- **SOURCE MATERIAL**:
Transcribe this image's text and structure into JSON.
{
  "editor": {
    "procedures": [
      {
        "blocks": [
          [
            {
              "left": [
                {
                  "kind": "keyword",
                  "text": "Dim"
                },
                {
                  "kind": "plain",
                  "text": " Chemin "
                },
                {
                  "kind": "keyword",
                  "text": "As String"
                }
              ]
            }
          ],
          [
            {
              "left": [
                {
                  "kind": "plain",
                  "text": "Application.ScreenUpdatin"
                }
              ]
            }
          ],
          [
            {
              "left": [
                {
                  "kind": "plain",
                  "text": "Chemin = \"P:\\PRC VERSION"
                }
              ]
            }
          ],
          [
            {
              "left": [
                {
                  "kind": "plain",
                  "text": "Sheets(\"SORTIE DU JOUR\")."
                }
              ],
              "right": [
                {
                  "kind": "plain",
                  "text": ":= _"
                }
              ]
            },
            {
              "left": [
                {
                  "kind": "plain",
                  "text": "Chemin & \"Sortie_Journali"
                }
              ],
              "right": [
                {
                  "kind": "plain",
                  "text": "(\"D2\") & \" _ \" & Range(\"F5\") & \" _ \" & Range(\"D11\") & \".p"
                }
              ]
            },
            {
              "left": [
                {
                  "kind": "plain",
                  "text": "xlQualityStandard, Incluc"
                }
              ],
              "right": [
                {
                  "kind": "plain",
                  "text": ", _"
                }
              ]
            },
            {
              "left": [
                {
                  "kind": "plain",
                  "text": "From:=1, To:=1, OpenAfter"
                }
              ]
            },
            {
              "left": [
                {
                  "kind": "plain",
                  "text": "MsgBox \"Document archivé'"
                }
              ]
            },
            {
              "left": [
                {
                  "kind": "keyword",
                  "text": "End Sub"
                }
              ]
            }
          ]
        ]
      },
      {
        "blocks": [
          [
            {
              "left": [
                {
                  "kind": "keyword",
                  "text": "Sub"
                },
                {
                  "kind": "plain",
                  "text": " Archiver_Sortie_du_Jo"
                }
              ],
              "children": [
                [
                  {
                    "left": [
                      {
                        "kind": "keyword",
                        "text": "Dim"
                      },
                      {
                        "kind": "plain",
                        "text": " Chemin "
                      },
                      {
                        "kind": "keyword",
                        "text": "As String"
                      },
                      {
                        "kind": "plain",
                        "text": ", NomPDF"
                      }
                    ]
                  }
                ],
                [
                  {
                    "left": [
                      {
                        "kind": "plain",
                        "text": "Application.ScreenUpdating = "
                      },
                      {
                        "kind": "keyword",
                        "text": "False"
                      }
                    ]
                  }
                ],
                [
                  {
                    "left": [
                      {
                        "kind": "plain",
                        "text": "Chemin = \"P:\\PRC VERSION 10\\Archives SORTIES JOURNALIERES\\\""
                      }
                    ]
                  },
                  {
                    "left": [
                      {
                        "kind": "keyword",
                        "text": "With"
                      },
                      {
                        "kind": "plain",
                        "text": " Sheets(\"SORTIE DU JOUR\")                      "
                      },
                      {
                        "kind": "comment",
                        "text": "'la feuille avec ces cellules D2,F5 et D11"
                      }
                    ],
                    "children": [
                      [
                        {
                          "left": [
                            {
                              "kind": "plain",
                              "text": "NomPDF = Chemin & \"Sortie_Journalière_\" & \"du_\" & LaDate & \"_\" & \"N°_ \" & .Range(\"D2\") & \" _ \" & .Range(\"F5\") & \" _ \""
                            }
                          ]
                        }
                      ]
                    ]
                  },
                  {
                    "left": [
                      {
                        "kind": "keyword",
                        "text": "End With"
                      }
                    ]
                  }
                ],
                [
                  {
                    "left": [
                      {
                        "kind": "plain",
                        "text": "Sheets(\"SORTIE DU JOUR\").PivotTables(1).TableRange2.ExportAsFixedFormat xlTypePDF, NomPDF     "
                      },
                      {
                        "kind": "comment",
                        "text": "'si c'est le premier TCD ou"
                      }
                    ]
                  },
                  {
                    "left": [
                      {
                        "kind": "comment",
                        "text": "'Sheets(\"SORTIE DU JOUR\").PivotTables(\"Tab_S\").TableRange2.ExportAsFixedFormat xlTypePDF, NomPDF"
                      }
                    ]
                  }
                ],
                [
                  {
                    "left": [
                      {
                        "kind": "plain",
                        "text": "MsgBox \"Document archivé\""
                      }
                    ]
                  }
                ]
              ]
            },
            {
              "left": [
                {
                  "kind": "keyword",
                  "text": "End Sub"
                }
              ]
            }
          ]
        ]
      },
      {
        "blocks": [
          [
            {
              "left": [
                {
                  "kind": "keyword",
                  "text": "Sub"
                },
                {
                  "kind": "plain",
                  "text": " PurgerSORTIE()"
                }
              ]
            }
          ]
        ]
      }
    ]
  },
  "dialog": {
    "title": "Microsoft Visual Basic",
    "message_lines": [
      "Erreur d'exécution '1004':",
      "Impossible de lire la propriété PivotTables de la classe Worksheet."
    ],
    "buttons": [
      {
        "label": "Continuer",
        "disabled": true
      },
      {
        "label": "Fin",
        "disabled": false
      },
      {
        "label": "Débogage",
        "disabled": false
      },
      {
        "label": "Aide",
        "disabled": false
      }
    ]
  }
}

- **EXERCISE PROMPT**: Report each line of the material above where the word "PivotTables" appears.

- **ANSWER BOX**:
                        "text": "Sheets(\"SORTIE DU JOUR\").PivotTables(1).TableRange2.ExportAsFixedFormat xlTypePDF, NomPDF     "
                        "text": "'Sheets(\"SORTIE DU JOUR\").PivotTables(\"Tab_S\").TableRange2.ExportAsFixedFormat xlTypePDF, NomPDF"
      "Impossible de lire la propriété PivotTables de la classe Worksheet."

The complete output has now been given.